(Page and application data records)
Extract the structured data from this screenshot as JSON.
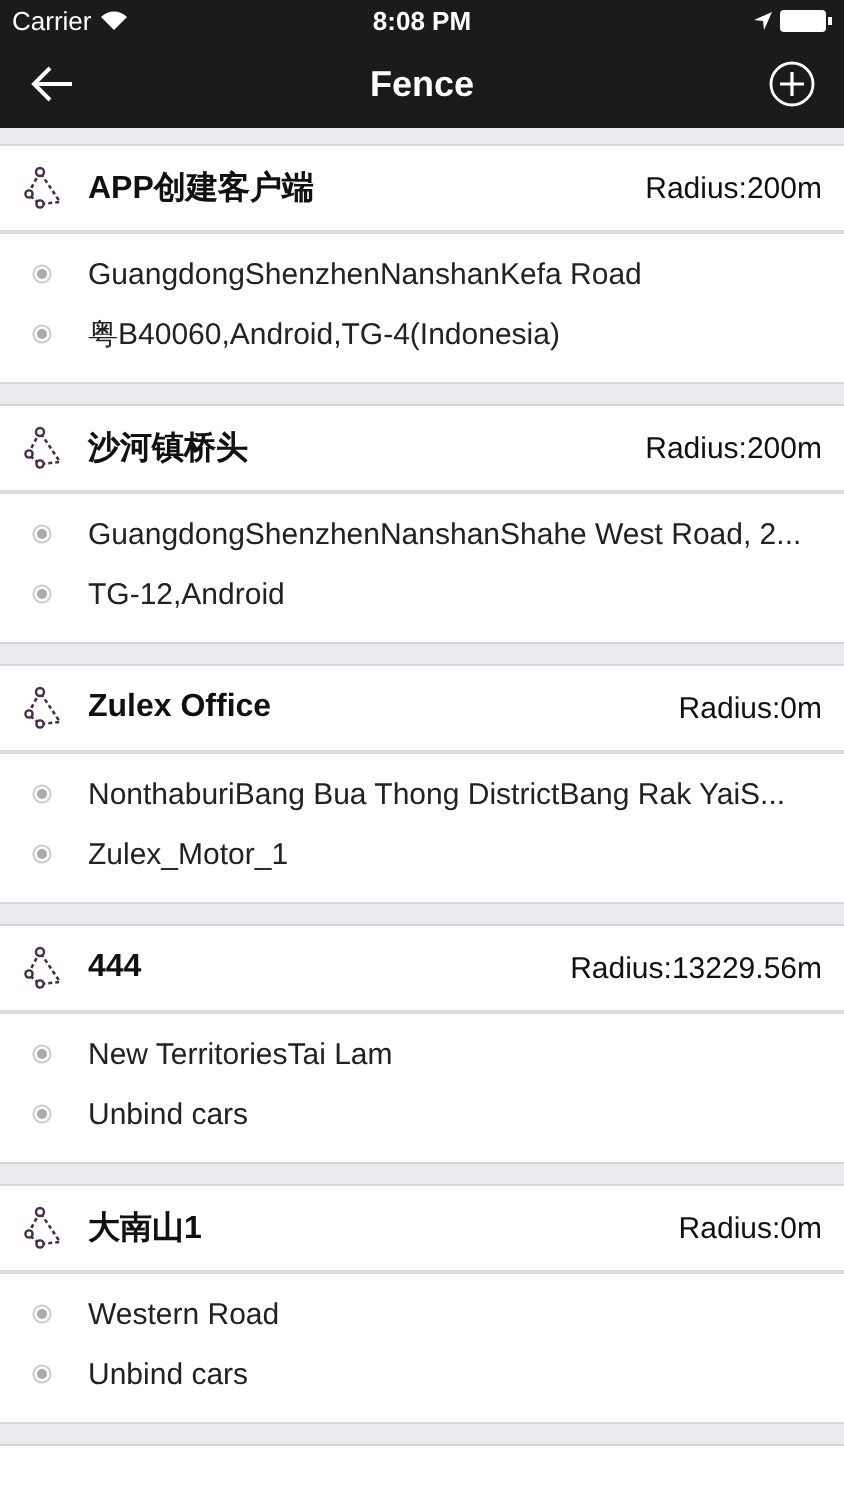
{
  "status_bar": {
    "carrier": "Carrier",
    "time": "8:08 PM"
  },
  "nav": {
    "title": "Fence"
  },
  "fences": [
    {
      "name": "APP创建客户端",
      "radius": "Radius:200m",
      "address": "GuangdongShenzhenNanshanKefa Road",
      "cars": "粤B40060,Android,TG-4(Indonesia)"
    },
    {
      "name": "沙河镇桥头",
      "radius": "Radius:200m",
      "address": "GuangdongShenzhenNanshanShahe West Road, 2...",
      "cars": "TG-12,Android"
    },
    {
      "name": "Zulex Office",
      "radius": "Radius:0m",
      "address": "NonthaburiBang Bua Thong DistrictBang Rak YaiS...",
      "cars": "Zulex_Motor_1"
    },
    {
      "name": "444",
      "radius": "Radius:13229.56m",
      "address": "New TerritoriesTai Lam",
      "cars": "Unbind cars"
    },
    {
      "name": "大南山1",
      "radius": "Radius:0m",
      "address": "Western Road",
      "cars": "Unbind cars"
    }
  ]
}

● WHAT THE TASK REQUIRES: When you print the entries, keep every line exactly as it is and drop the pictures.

● SOLUTION FOR THIS TASK:
Extract the structured data from this screenshot as JSON.
{
  "status_bar": {
    "carrier": "Carrier",
    "time": "8:08 PM"
  },
  "nav": {
    "title": "Fence"
  },
  "fences": [
    {
      "name": "APP创建客户端",
      "radius": "Radius:200m",
      "address": "GuangdongShenzhenNanshanKefa Road",
      "cars": "粤B40060,Android,TG-4(Indonesia)"
    },
    {
      "name": "沙河镇桥头",
      "radius": "Radius:200m",
      "address": "GuangdongShenzhenNanshanShahe West Road, 2...",
      "cars": "TG-12,Android"
    },
    {
      "name": "Zulex Office",
      "radius": "Radius:0m",
      "address": "NonthaburiBang Bua Thong DistrictBang Rak YaiS...",
      "cars": "Zulex_Motor_1"
    },
    {
      "name": "444",
      "radius": "Radius:13229.56m",
      "address": "New TerritoriesTai Lam",
      "cars": "Unbind cars"
    },
    {
      "name": "大南山1",
      "radius": "Radius:0m",
      "address": "Western Road",
      "cars": "Unbind cars"
    }
  ]
}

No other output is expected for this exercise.